What comes to mind when you hear the term “sober living”? Does it mean living a lifestyle free of alcohol or drugs? Or does it conjure something more complicated, like someone battling addiction and trying to live life on the straight-and-narrow?
In the past, it referred to all these things and more. Today, it has a specific meaning.
These days, sober living typically describes someone living in a recovery residence. It’s often a home for individuals looking to achieve the same goal—sobriety or recovery—who are given structure and guidance by a staff who’ve already reached their desired outcome related to addiction.
In Portland, there are myriad options to choose from when it comes to picking a sober living house and program. But Providence Retreat is different from all the rest.
Located in Hollis, a 20-minute drive from Portland, our retreat is unique because we offer men a multi-phased approach to substance abuse recovery, including sober living houses and a program grounded in the 12-steps of Alcoholics Anonymous.
What Makes Us Different?
Typical sober living houses have managers on-site, and residents engage in group or individual meetings a few times a week. At Providence Place Sober Living in Portland, for example, most of the men are coming out of treatment and looking for a sponsor, going to a few meetings and also starting to work full-time and establish self-sufficiency.
We’re different because we don’t require people leave the residence after their first month. Every person’s path to recovery is different, and we’re committed to stick with a person throughout their journey. Of course, we do offer space at our Portland location for those who wish to move to the next step in their sobriety.
In the past, a lot of people come to sober living residences after completing a formal treatment or rehabilitation program as a continuation of their care.
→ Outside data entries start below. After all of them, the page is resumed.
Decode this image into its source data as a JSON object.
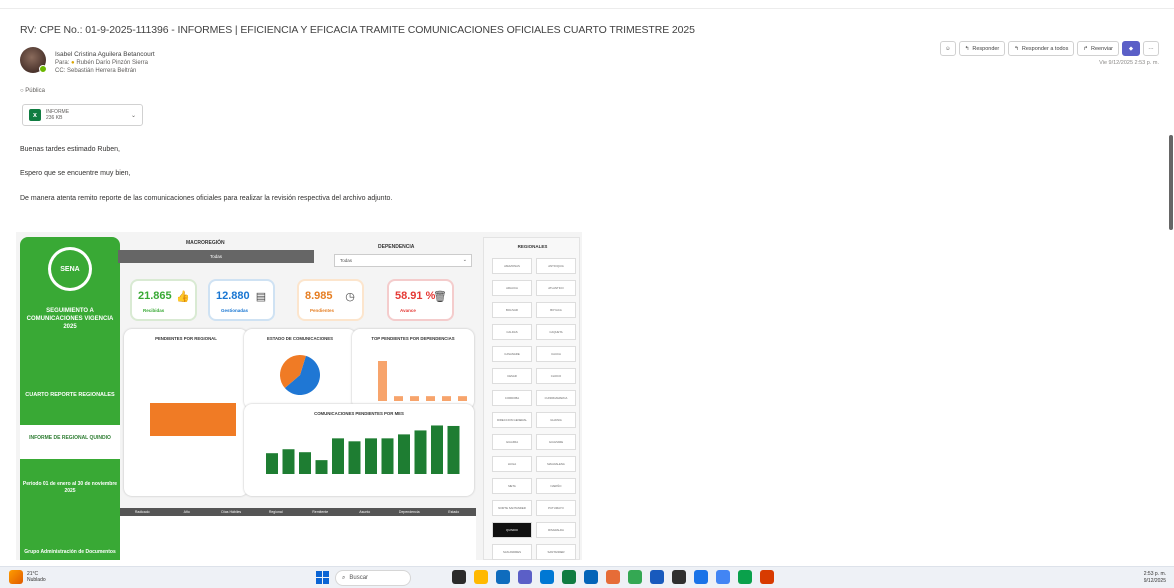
{
  "email": {
    "subject": "RV: CPE No.: 01-9-2025-111396 - INFORMES | EFICIENCIA Y EFICACIA TRAMITE COMUNICACIONES OFICIALES CUARTO TRIMESTRE 2025",
    "from": "Isabel Cristina Aguilera Betancourt",
    "to_label": "Para:",
    "to": "Rubén Darío Pinzón Sierra",
    "cc_label": "CC:",
    "cc": "Sebastián Herrera Beltrán",
    "date": "Vie 9/12/2025 2:53 p. m.",
    "public_label": "Pública",
    "attachment": {
      "name": "INFORME",
      "size": "236 KB"
    },
    "body": [
      "Buenas tardes estimado Ruben,",
      "Espero que se encuentre muy bien,",
      "De manera atenta remito reporte de las comunicaciones oficiales para realizar la revisión respectiva del archivo adjunto."
    ]
  },
  "actions": {
    "reply": "Responder",
    "reply_all": "Responder a todos",
    "forward": "Reenviar"
  },
  "dashboard": {
    "logo_text": "SENA",
    "side_title": "SEGUIMIENTO A COMUNICACIONES VIGENCIA 2025",
    "side_report": "CUARTO REPORTE REGIONALES",
    "side_active": "INFORME DE REGIONAL QUINDIO",
    "side_period": "Periodo 01 de enero al 30 de noviembre 2025",
    "side_footer": "Grupo Administración de Documentos",
    "macro_label": "MACROREGIÓN",
    "macro_value": "Todas",
    "dep_label": "DEPENDENCIA",
    "dep_value": "Todas",
    "kpis": [
      {
        "value": "21.865",
        "label": "Recibidas",
        "icon": "thumbs-up-icon"
      },
      {
        "value": "12.880",
        "label": "Gestionadas",
        "icon": "document-icon"
      },
      {
        "value": "8.985",
        "label": "Pendientes",
        "icon": "clock-icon"
      },
      {
        "value": "58.91 %",
        "label": "Avance",
        "icon": "trash-icon"
      }
    ],
    "panel_titles": {
      "regional": "PENDIENTES POR REGIONAL",
      "estado": "ESTADO DE COMUNICACIONES",
      "top": "TOP PENDIENTES POR DEPENDENCIAS",
      "mes": "COMUNICACIONES PENDIENTES POR MES"
    },
    "table_headers": [
      "Radicado",
      "Año",
      "Días Hábiles",
      "Regional",
      "Remitente",
      "Asunto",
      "Dependencia",
      "Estado"
    ],
    "regionales_title": "REGIONALES",
    "regionales": [
      "AMAZONAS",
      "ANTIOQUIA",
      "ARAUCA",
      "ATLANTICO",
      "BOLIVAR",
      "BOYACA",
      "CALDAS",
      "CAQUETA",
      "CASANARE",
      "CAUCA",
      "CESAR",
      "CHOCO",
      "CORDOBA",
      "CUNDINAMARCA",
      "DIRECCION GENERAL",
      "GUAINIA",
      "GUAJIRA",
      "GUAVIARE",
      "HUILA",
      "MAGDALENA",
      "META",
      "NARIÑO",
      "NORTE SANTANDER",
      "PUTUMAYO",
      "QUINDIO",
      "RISARALDA",
      "SAN ANDRES",
      "SANTANDER"
    ]
  },
  "chart_data": [
    {
      "type": "pie",
      "labels": [
        "Gestionadas",
        "Pendientes"
      ],
      "values": [
        58.91,
        41.09
      ],
      "colors": [
        "#1f77d4",
        "#f07b25"
      ]
    },
    {
      "type": "bar",
      "values": [
        66,
        8,
        8,
        8,
        8,
        8
      ],
      "color": "#f7a46c"
    },
    {
      "type": "bar",
      "values": [
        42,
        50,
        44,
        28,
        72,
        66,
        72,
        72,
        80,
        88,
        98,
        97
      ],
      "ylim": [
        0,
        105
      ],
      "color": "#1e7d32"
    }
  ],
  "taskbar": {
    "weather_temp": "21°C",
    "weather_desc": "Nublado",
    "search_placeholder": "Buscar",
    "time": "2:53 p. m.",
    "date": "9/12/2025"
  }
}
But a 30-day program that costs $5,000 might not be affordable to someone dealing with addiction—we offer the type of formal structure sober living environment that can be substituted for more traditional treatment programs.
Here at Providence Retreat, we have group meetings five days a week and provide increased education on the 12-step plans. And while the residents may not have a formal sponsor, they are getting daily contact with mentors with addiction experience.
An Added Layer of Accountability
Traditional rehab and treatment programs have their merits, and they have proven to work for countless individuals battling addiction, but sober living and sober living houses have that extra bit of accountability. It’s because residents are surrounded by—and must face and answer to—other people battling the same demons, even if the type of addiction is different.
Our guests are always encouraging each other as they continue on their path to sobriety and recovery, and this encouragement is a great way to create community and prevent relapse. It also helps our guests stay accountable and develop a routine in a safe environment they can continue once they leave our retreat.
Different Phases of Recovery
At Providence Retreat, the first phase—typically around a month—includes daily group meetings and meditations, and if someone chooses to stay longer, we help establish employment and set up meetings outside our retreat. It’s different than our facility in Portland.
From the beginning, the process is person-centered, and we’ve tried not to put a timeline on someone’s recovery—that is, how long someone will be at Providence Retreat. Everybody’s recovery moves at a different pace, so putting an unnecessary and often unrealistic timeline isn’t good for anyone.
No matter the addition, recovery always start with that first step—one that can be both fearful and liberating. If you think Providence Retreat might be a good fit for you, please give us a call at (207) 298-9130 or click here.
We’d be happy to answer any questions you might have.
Justin Reid, Director of Operations at Providence Retreat